rdamedia.
Media type code
n
System control number
(OCoLC)896806827

Library Locations

  • African-American Resource CenterBorrow it
    1520 North Hartford, Tulsa, OK, 74106, US
    36.177425 -95.984795
  • American Indian Resource CenterBorrow it
    2224 West 51st Street, Tulsa, OK, 74107, US
    36.089493 -96.017975
  • Bixby LibraryBorrow it
    20 East Breckenridge, Bixby, OK, 74008, US
    35.941196 -95.882858
  • Broken Arrow LibraryBorrow it

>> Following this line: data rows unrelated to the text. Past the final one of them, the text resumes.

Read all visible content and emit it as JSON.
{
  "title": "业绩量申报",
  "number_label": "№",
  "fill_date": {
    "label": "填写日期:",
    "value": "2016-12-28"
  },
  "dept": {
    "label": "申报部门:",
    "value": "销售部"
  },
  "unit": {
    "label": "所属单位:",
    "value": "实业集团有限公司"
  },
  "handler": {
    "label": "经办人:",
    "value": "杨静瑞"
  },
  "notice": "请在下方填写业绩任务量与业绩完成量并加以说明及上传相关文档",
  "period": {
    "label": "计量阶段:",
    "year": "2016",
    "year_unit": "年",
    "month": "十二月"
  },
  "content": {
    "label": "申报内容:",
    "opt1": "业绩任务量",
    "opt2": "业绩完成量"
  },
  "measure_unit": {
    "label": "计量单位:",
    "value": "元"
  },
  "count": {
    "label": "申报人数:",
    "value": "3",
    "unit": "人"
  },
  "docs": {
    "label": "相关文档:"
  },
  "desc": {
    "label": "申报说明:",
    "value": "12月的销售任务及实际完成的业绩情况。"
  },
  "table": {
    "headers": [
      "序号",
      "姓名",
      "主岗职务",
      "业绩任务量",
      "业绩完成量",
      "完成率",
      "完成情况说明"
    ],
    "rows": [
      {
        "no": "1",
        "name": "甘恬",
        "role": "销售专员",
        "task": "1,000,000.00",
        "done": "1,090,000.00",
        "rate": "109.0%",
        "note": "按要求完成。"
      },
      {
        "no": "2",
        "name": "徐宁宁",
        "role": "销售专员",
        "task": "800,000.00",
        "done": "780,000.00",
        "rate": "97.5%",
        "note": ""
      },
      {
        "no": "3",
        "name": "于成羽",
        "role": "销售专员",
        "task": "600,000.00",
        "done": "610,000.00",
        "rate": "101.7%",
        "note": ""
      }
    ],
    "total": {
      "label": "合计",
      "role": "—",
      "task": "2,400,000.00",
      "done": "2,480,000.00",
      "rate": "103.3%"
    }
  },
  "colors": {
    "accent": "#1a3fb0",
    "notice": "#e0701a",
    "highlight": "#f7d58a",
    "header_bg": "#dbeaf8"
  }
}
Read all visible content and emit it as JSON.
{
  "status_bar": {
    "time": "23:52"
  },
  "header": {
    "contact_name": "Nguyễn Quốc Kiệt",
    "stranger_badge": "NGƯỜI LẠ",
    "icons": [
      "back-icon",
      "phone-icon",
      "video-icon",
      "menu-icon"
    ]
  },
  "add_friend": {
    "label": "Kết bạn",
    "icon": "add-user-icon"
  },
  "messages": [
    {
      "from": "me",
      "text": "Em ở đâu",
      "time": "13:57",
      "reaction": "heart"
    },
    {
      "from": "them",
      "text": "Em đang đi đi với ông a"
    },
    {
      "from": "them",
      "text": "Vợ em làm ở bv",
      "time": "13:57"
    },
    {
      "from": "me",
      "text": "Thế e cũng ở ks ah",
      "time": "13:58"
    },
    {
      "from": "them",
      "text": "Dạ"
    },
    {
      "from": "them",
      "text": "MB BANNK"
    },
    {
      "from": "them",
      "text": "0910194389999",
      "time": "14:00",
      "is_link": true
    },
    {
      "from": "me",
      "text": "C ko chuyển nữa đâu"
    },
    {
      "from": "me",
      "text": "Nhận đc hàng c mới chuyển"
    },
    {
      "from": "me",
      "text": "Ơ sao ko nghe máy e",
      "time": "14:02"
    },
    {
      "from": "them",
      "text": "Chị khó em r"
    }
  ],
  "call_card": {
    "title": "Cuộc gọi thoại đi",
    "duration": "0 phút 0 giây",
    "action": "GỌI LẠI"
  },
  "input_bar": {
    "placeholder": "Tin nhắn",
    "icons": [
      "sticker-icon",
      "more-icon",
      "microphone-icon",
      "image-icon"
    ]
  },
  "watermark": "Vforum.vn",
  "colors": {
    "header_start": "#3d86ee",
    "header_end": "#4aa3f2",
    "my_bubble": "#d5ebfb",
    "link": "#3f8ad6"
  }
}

    300 West Broadway, Broken Arrow, OK, 74012, US
    36.052799 -95.793762
  • Brookside LibraryBorrow it
    1207 East 45th Place, Tulsa, OK, 74105, US
    36.098392 -95.976791
  • Central LibraryBorrow it
    400 Civic Center, Tulsa, OK, 74103, US
    36.150291 -95.994675
  • Charles Page LibraryBorrow it
    551 East 4th Street, Sand Springs, OK, 74063, US
    36.14093 -96.102013
  • Collinsville LibraryBorrow it
    1223 Main, Collinsville, OK, 74021, US
    36.364716 -95.839783
  • Community Outreach and Literacy ServicesBorrow it
    2901 South Harvard, Tulsa, OK, 74114, US
    36.126396 -95.850967
  • Genealogy CenterBorrow it
    8316 East 93rd Street, Tulsa, OK, 74133, US
    36.026527 -95.882851
  • Glenpool LibraryBorrow it
    730 East 141st Street, Glenpool, OK, 74033, US
    35.959007 -95.999352
  • Hardesty Regional LibraryBorrow it
    8316 East 93rd Street, Tulsa, OK, 74133, US
    36.026527 -95.882851
  • Herman and Kate Kaiser LibraryBorrow it
    5202 South Hudson Avenue, Suite B, Tulsa, OK, 74135, US
    36.087879 -95.913635
  • Hispanic Resource CenterBorrow it
    2601 South Garnett Road, Tulsa, OK, 74129, US
    36.126396 -95.850967
  • Jenks LibraryBorrow it
    523 West B Street, Jenks, OK, 74037, US
    36.024796 -95.975784
  • Judy Z. Kishner LibraryBorrow it
    10150 North Cincinnati Avenue E, Tulsa, OK, 74073, US
    36.307392 -95.991371
  • Kendall Whittier LibraryBorrow it
    21 S. Lewis, Tulsa, OK, 74104, US
    36.15889 -95.957886
  • LibrariumBorrow it
    1110 South Denver Ave., Tulsa, OK, 74119, US
    36.145419 -95.992799
  • Martin Regional LibraryBorrow it
    2601 South Garnett Road, Tulsa, OK, 74129, US
    36.126396 -95.850967
  • Maxwell Park LibraryBorrow it
    1313 North Canton, Tulsa, OK, 74115, US
    36.174 -95.918648
  • Nathan Hale LibraryBorrow it
    6038 East 23rd Street, Tulsa, OK, 74114, US
    36.129539 -95.905617
  • Owasso LibraryBorrow it
    103 W. Broadway, Owasso, OK, 74055, US
    36.266193 -95.855667
  • Peggy Helmerich LibraryBorrow it
    5131 East 91st Street, Tulsa, OK, 74137, US
    36.032127 -95.918701
  • Pratt LibraryBorrow it
    3219 South 113th W Avenue, Sand Springs, OK, 74063, US
    36.115589 -96.119003
  • Rudisill Regional LibraryBorrow it
    1520 North Hartford, Tulsa, OK, 74106, US
    36.177425 -95.984795
  • Schusterman-Benson LibraryBorrow it
    3333 East 32nd Place, Tulsa, OK, 74135, US
    36.116108 -95.938911
  • Skiatook LibraryBorrow it
    316 East Rogers, Skiatook, OK, 74070, US
    36.368568 -95.998375
  • South Broken Arrow LibraryBorrow it
    3600 South Chestnut, Broken Arrow, OK, 74011, US
    36.016449 -95.818459
  • Suburban Acres LibraryBorrow it
    4606 North Garrison, Tulsa, OK, 74126, US
    36.22065 -95.987175
  • Zarrow Regional LibraryBorrow it
    2224 West 51st Street, Tulsa, OK, 74107, US
    36.089493 -96.017975
Processing Feedback ...